[[ Provided material open ]]
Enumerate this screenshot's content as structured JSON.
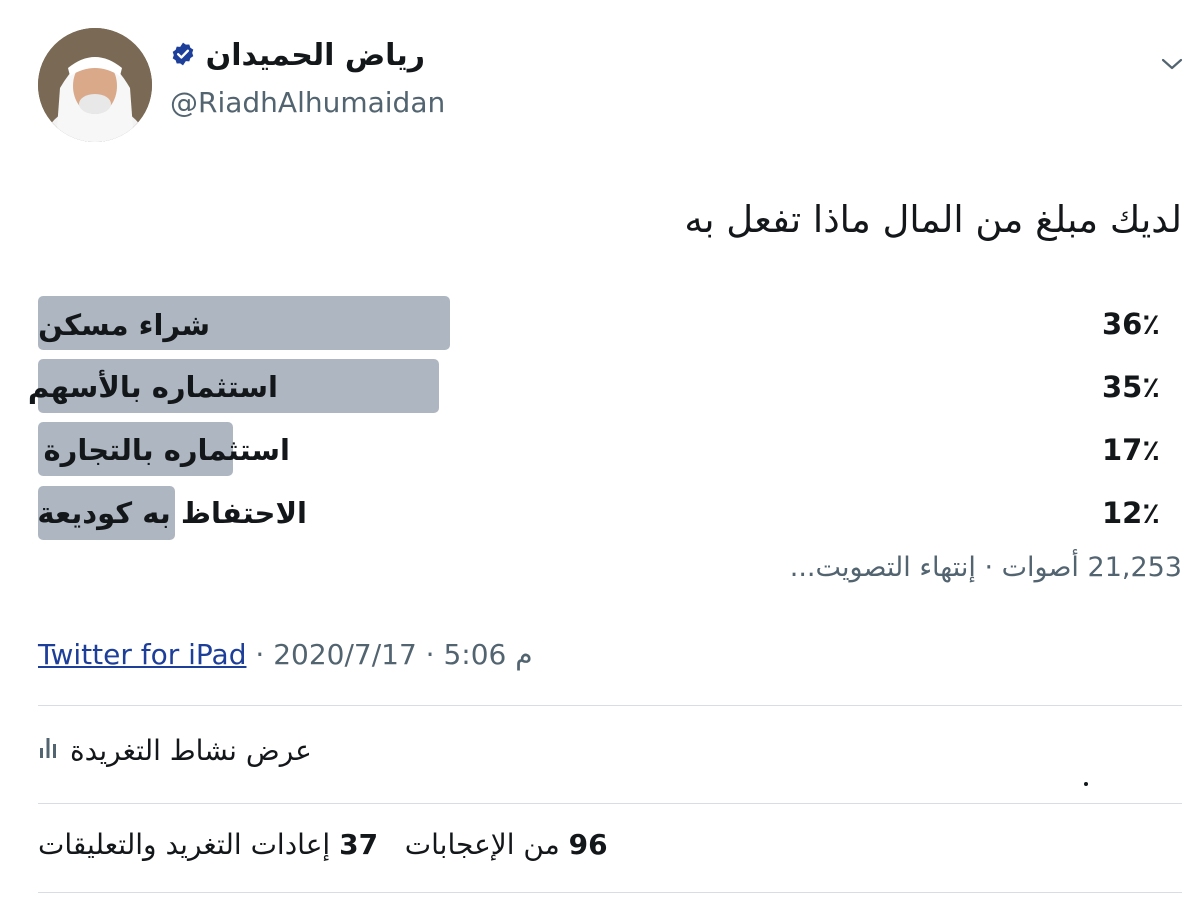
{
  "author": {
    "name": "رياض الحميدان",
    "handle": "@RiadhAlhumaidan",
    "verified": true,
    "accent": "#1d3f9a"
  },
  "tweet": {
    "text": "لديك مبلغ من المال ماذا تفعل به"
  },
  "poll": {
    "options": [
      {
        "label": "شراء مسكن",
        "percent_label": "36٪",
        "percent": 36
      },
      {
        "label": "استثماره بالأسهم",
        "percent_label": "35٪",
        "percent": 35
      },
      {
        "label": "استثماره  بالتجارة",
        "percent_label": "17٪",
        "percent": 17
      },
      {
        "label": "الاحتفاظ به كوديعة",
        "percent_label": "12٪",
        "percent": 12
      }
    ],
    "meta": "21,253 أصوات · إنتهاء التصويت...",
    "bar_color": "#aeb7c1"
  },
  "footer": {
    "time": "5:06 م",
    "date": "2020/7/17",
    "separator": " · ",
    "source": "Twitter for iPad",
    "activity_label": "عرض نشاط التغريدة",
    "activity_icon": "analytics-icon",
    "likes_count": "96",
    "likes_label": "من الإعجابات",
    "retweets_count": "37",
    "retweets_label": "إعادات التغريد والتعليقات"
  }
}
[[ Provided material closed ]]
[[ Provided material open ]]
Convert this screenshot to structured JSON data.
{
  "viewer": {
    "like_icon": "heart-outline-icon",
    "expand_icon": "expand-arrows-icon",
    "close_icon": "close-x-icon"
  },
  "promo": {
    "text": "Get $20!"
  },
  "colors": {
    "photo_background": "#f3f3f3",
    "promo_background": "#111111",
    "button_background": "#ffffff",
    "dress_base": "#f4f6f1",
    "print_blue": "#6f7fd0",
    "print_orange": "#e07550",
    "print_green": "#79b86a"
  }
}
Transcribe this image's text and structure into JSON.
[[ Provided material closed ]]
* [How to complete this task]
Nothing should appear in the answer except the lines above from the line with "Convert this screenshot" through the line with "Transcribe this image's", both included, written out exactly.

* [Task answer]
Convert this screenshot to structured JSON data.
{
  "viewer": {
    "like_icon": "heart-outline-icon",
    "expand_icon": "expand-arrows-icon",
    "close_icon": "close-x-icon"
  },
  "promo": {
    "text": "Get $20!"
  },
  "colors": {
    "photo_background": "#f3f3f3",
    "promo_background": "#111111",
    "button_background": "#ffffff",
    "dress_base": "#f4f6f1",
    "print_blue": "#6f7fd0",
    "print_orange": "#e07550",
    "print_green": "#79b86a"
  }
}
Transcribe this image's text and structure into JSON.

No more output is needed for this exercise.